**Supplied records:**
^^^^^^^^

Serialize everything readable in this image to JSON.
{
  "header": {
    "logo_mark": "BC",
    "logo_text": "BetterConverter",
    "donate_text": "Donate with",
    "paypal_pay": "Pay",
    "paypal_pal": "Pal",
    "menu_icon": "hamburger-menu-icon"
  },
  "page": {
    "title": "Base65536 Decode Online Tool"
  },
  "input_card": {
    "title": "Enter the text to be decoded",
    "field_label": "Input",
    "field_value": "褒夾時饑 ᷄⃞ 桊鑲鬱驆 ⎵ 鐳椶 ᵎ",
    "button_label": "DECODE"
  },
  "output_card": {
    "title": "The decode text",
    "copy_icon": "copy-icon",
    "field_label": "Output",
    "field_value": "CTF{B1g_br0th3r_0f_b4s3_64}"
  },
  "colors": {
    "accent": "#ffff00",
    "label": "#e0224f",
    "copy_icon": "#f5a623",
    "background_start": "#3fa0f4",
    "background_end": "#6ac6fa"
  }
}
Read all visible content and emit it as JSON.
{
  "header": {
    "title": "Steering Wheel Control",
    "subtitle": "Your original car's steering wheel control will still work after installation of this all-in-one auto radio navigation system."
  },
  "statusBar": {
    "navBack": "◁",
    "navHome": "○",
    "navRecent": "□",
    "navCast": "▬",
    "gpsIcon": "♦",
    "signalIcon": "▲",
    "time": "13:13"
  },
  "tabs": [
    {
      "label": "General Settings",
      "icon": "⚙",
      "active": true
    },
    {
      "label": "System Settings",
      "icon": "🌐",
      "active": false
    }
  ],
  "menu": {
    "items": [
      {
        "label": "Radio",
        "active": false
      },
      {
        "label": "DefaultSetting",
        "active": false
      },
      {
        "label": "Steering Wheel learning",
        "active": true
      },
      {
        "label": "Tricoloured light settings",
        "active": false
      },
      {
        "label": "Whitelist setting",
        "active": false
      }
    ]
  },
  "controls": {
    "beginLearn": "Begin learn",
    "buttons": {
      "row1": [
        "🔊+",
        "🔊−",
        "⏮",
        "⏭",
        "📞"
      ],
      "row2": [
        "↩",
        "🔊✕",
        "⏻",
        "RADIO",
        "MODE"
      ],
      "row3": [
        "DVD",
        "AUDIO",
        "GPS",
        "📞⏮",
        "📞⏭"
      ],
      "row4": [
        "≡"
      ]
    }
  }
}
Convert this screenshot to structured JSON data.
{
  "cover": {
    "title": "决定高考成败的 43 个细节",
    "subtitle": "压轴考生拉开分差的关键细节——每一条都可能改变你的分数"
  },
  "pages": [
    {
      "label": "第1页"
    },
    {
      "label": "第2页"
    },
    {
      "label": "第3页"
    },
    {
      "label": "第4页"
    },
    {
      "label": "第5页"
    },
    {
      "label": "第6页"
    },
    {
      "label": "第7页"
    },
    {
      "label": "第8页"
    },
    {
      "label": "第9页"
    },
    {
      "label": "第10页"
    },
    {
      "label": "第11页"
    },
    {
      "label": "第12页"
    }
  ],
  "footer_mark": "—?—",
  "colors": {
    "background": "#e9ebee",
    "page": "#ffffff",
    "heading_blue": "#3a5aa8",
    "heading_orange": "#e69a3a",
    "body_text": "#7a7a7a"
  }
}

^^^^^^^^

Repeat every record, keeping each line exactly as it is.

Serialize everything readable in this image to JSON.
{
  "header": {
    "logo_mark": "BC",
    "logo_text": "BetterConverter",
    "donate_text": "Donate with",
    "paypal_pay": "Pay",
    "paypal_pal": "Pal",
    "menu_icon": "hamburger-menu-icon"
  },
  "page": {
    "title": "Base65536 Decode Online Tool"
  },
  "input_card": {
    "title": "Enter the text to be decoded",
    "field_label": "Input",
    "field_value": "褒夾時饑 ᷄⃞ 桊鑲鬱驆 ⎵ 鐳椶 ᵎ",
    "button_label": "DECODE"
  },
  "output_card": {
    "title": "The decode text",
    "copy_icon": "copy-icon",
    "field_label": "Output",
    "field_value": "CTF{B1g_br0th3r_0f_b4s3_64}"
  },
  "colors": {
    "accent": "#ffff00",
    "label": "#e0224f",
    "copy_icon": "#f5a623",
    "background_start": "#3fa0f4",
    "background_end": "#6ac6fa"
  }
}
Read all visible content and emit it as JSON.
{
  "header": {
    "title": "Steering Wheel Control",
    "subtitle": "Your original car's steering wheel control will still work after installation of this all-in-one auto radio navigation system."
  },
  "statusBar": {
    "navBack": "◁",
    "navHome": "○",
    "navRecent": "□",
    "navCast": "▬",
    "gpsIcon": "♦",
    "signalIcon": "▲",
    "time": "13:13"
  },
  "tabs": [
    {
      "label": "General Settings",
      "icon": "⚙",
      "active": true
    },
    {
      "label": "System Settings",
      "icon": "🌐",
      "active": false
    }
  ],
  "menu": {
    "items": [
      {
        "label": "Radio",
        "active": false
      },
      {
        "label": "DefaultSetting",
        "active": false
      },
      {
        "label": "Steering Wheel learning",
        "active": true
      },
      {
        "label": "Tricoloured light settings",
        "active": false
      },
      {
        "label": "Whitelist setting",
        "active": false
      }
    ]
  },
  "controls": {
    "beginLearn": "Begin learn",
    "buttons": {
      "row1": [
        "🔊+",
        "🔊−",
        "⏮",
        "⏭",
        "📞"
      ],
      "row2": [
        "↩",
        "🔊✕",
        "⏻",
        "RADIO",
        "MODE"
      ],
      "row3": [
        "DVD",
        "AUDIO",
        "GPS",
        "📞⏮",
        "📞⏭"
      ],
      "row4": [
        "≡"
      ]
    }
  }
}
Convert this screenshot to structured JSON data.
{
  "cover": {
    "title": "决定高考成败的 43 个细节",
    "subtitle": "压轴考生拉开分差的关键细节——每一条都可能改变你的分数"
  },
  "pages": [
    {
      "label": "第1页"
    },
    {
      "label": "第2页"
    },
    {
      "label": "第3页"
    },
    {
      "label": "第4页"
    },
    {
      "label": "第5页"
    },
    {
      "label": "第6页"
    },
    {
      "label": "第7页"
    },
    {
      "label": "第8页"
    },
    {
      "label": "第9页"
    },
    {
      "label": "第10页"
    },
    {
      "label": "第11页"
    },
    {
      "label": "第12页"
    }
  ],
  "footer_mark": "—?—",
  "colors": {
    "background": "#e9ebee",
    "page": "#ffffff",
    "heading_blue": "#3a5aa8",
    "heading_orange": "#e69a3a",
    "body_text": "#7a7a7a"
  }
}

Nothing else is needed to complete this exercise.